THE TASK>
Take each line of the entries below that contains "million" and copy it.

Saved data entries
+ + + + + + +
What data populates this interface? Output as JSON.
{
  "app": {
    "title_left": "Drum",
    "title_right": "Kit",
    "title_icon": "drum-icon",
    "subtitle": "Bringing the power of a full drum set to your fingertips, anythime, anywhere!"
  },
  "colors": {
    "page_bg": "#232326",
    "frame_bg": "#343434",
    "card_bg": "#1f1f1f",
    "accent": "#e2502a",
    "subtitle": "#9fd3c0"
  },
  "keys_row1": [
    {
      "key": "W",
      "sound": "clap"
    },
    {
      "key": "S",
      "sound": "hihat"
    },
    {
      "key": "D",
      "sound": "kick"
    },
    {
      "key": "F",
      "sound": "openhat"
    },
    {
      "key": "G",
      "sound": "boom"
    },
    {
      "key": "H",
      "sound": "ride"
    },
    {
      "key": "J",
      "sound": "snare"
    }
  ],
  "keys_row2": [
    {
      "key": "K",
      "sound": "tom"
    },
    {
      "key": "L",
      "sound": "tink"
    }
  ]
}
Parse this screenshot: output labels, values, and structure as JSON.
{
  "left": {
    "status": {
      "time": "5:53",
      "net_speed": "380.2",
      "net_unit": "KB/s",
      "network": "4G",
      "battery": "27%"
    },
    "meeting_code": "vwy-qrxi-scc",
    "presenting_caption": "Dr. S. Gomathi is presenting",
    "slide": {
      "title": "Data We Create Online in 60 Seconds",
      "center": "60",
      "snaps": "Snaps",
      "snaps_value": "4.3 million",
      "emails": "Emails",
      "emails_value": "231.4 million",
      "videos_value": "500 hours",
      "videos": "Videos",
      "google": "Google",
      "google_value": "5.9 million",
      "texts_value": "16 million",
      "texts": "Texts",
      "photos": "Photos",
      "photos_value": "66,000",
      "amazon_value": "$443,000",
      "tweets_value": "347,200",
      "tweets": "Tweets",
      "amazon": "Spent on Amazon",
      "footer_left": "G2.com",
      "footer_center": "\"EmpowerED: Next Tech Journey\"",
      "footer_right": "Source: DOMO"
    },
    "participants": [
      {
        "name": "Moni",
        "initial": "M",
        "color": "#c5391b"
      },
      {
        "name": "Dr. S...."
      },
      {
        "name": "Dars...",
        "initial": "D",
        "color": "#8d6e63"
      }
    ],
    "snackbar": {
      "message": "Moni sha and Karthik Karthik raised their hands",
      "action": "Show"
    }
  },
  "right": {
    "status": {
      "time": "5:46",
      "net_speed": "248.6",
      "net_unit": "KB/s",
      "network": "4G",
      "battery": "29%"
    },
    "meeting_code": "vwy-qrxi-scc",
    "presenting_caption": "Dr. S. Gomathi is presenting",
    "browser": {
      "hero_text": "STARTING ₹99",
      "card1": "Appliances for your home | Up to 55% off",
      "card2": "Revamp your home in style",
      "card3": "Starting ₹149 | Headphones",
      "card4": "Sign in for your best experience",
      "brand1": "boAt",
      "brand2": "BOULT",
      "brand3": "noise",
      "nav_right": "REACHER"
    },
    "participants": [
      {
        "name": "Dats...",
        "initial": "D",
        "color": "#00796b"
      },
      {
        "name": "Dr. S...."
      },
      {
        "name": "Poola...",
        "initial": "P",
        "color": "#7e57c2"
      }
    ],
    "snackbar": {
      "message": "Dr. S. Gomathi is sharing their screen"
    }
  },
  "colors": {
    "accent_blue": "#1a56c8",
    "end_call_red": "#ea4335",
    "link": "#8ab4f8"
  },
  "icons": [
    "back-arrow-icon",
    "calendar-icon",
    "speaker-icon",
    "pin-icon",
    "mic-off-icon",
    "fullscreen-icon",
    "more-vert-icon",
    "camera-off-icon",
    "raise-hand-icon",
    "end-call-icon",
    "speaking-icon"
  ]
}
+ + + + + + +
ANSWER TO THIS TASK>
      "snaps_value": "4.3 million",
      "emails_value": "231.4 million",
      "google_value": "5.9 million",
      "texts_value": "16 million",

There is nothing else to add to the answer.